By Faisal Rajan

I remember reading a Hannibal Burress interview where he said that everyone who reviews music should give some context of what they were doing when they listened to the album, because as he puts it, “I saw a tweet that said music reviewers should have to say what they were doing when they were listening to the album, ’cause if you were gardening while listening to Travis Scott, I don’t want to read your review,”  

So when I listened to Thundercat’s (real name Stephen Brunner) latest album It Is What It Is, I was in my room late at night, stuck home because of the current covid-19 epidemic, with the lights turned off and my LED lights turned to red like Thundercat’s logo.  I plugged my headphones into my laptop and hit play. Then I repeated that three more times. I hope this provides enough context for my readers.

 With a runtime of only 37 minutes, It Is What It Is is a mix of all things Thundercat, but at his most crisp, clean and precise self.  It’s his shortest album, but all of the classic Thundercat tropes make appearances: there’s cosmic space jazz, there’s raunchy lyrics, and juicy funk. 

Yet there’s just slight differences compared to previous albums that provide a nice refreshing feeling to it compared to his past works. He’s still playing bass just like he always does, except it’s even faster, crazier, and more complex, yet it fits naturally.  He is still crooning with excellent falsetto but it’s even better than before while still singing about the classic crazy things from getting sloppy toppy on an airplane to trying to pick up ladies with his fresh new “Dragonball Durag.”

High points on this album are everywhere. My two personal favorite moments after repeatedly listening to the transition of “Miguel’s Happy Dance,” into “How Sway,” and the very end of the title track “It Is What It Is.”  

However, there are so many great moments, from Childish Gambino’s guest verse on the full version of “Black Squalls,” to Zach Fox’s best feature to date.  Though the best feature on the album is Lil B. Somehow this tag team duo just lends itself to being one of the weirdest yet most seamless features ever.  

Production-wise, Flying Lotus and Thundercat are one of the best duos in the game.  The crisp and clean sound helps make every crazy bass riff sound even better and crazier.  You can feel the energy that permeates throughout the album and these songs are much bigger than the sum of its parts. 

For example, the keys and sparse guitar that are played throughout only help to complement the monstrous lead bass playing.  Speaking of lead bass playing, Thundercat’s strongest ability on this album is to weave in and out of the spotlight at will.

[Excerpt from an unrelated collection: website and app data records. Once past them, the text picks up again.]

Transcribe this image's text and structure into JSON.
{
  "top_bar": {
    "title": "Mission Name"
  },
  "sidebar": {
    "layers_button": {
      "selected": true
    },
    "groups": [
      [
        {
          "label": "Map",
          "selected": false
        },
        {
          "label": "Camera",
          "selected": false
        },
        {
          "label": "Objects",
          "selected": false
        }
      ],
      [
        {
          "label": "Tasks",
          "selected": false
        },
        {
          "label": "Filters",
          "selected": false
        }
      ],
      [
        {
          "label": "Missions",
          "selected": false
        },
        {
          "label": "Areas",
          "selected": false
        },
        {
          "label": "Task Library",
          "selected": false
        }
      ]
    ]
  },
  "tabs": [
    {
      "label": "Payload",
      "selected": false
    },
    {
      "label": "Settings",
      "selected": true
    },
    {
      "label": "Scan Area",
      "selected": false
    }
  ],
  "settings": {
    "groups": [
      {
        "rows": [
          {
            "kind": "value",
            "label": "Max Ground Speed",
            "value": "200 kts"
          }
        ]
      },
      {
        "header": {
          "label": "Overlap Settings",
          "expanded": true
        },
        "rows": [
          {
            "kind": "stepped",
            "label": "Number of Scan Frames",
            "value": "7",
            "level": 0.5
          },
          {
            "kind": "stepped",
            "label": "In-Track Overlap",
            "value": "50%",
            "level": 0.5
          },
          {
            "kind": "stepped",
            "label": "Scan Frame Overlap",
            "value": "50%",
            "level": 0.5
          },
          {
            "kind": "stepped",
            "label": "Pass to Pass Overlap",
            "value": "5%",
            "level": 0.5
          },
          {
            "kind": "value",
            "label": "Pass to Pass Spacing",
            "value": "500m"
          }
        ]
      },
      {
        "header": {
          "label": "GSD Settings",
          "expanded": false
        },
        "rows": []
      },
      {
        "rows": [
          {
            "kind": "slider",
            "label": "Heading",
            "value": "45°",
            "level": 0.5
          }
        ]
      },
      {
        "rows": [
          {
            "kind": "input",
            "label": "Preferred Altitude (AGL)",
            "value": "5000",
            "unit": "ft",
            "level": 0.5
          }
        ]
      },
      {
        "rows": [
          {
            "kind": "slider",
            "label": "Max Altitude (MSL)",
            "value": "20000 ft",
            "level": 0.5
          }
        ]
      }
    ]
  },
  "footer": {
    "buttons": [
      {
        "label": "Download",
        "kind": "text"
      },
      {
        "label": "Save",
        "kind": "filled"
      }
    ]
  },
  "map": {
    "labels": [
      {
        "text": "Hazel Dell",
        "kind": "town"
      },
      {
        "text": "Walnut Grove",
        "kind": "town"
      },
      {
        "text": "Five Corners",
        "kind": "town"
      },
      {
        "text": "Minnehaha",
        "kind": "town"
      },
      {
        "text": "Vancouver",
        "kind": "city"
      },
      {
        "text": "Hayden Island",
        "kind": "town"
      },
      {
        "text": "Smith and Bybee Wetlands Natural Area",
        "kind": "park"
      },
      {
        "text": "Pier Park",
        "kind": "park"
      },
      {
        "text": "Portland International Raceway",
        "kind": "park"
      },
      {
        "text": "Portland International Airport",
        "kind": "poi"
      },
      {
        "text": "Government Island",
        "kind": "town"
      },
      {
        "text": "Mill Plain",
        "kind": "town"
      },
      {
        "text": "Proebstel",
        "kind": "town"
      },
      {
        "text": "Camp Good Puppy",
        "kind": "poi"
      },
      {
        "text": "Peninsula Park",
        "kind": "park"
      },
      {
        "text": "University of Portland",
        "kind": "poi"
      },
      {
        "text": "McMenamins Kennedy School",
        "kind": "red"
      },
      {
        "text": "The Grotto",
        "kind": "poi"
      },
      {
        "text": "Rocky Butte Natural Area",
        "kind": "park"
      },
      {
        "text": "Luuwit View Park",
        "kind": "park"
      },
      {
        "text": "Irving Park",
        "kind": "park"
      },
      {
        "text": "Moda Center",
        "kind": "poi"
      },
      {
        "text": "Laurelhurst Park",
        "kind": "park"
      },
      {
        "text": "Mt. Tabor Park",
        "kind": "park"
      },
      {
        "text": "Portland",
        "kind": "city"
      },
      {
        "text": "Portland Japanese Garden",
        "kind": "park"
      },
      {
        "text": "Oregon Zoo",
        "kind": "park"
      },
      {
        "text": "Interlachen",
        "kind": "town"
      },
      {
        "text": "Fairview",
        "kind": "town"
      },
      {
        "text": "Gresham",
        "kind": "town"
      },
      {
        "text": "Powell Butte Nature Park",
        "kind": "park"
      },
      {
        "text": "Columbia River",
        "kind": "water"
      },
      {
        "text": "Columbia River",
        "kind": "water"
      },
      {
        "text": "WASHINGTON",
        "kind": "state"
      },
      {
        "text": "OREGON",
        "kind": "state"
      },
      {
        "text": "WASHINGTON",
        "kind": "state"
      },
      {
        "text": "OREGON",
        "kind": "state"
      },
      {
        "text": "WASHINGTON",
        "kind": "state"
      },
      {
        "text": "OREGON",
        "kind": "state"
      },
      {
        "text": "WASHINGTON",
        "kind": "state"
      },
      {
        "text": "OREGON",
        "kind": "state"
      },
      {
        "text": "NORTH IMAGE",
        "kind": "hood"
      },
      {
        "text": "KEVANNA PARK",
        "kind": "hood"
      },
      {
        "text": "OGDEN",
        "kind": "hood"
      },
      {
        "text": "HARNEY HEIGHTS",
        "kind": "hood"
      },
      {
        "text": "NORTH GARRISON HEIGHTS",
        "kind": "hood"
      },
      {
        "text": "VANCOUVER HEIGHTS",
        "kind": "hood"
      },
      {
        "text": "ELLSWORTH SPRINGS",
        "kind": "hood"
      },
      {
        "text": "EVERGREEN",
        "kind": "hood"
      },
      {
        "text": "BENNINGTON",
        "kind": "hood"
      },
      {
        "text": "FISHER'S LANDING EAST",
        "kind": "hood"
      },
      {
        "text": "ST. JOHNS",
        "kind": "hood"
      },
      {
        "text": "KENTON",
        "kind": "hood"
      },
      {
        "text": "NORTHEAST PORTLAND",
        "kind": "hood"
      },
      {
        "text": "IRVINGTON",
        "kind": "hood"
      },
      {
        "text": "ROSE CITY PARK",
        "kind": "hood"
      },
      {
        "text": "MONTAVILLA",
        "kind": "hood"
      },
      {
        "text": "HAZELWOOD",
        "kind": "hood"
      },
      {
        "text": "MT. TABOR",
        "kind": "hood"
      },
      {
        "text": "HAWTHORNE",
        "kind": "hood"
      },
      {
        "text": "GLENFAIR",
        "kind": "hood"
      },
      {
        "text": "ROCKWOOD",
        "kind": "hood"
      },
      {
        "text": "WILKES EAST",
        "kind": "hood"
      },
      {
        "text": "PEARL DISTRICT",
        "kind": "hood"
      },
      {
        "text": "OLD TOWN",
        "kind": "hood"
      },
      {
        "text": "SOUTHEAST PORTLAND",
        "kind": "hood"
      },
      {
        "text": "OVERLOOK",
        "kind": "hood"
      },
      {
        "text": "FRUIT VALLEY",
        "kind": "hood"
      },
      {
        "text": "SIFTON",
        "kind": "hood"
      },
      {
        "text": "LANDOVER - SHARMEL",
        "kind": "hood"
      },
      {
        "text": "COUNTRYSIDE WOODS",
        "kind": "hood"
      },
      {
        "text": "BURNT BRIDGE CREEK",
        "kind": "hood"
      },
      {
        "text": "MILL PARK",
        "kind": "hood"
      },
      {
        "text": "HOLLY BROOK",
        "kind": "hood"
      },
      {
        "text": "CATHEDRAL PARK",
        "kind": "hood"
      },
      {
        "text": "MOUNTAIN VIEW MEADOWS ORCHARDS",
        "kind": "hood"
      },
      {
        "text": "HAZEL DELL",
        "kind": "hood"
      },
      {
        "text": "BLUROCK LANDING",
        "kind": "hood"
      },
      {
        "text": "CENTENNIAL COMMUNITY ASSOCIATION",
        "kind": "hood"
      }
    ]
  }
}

There are many moments where you get bombarded with pure virtuoso talent but there are equal times when he takes a step back and just lets you enjoy the song. This skill right here is the fine line that separates savant talent and skill on an instrument and being a good artist.  Thundercat is able to tip toe this fine line to such an ability that it should be considered an entire new skill in its own right.

Now if  one wants to get someone into listening to this album I would say “Dragonball Durag,” is the best song on the album and the most accessible song to new fans.  It has got such a unique flair to it that you can not help but understand that it is an amazing song.

However, while there are many other great songs, there are also many little one minute to two minute songs here that just add so much life to the album.  Without these little bangers like “How Sway,” or “How I Feel,” the entire flow would just be off.  These little details just keep everything so fresh and so clean. At first glance one could say that these are interludes yet if anything they are full outright songs in their own right.  My only issue is that they are so short. Just like this album.

On the course of this 37-minute emotional rollercoaster of an album, you can clearly tell that Thundercat is still doing his best to live on in the face of his close friend Mac Miller’s death.  It’s been around a year and half since then and Thundercat will never be the same. Death sucks and is sad, but that is not stopping him from going on and doing his classic Thundercat shenanigans.  He’s going out and having fun and hitting on ladies with his dragonball durag, but at the end of it all you can still feel that nothing will ever be the same. 

The title track “It Is What it Is,” feels like one of those nights where you just sit in bed and reminisce about everything and once the song ends those last few seconds of silence just make you want to just go to the very beginning and re-listen to the album all over again. I hope all is well with Thundercat because he has released what I believe to be his best album and already one of the best albums of the year.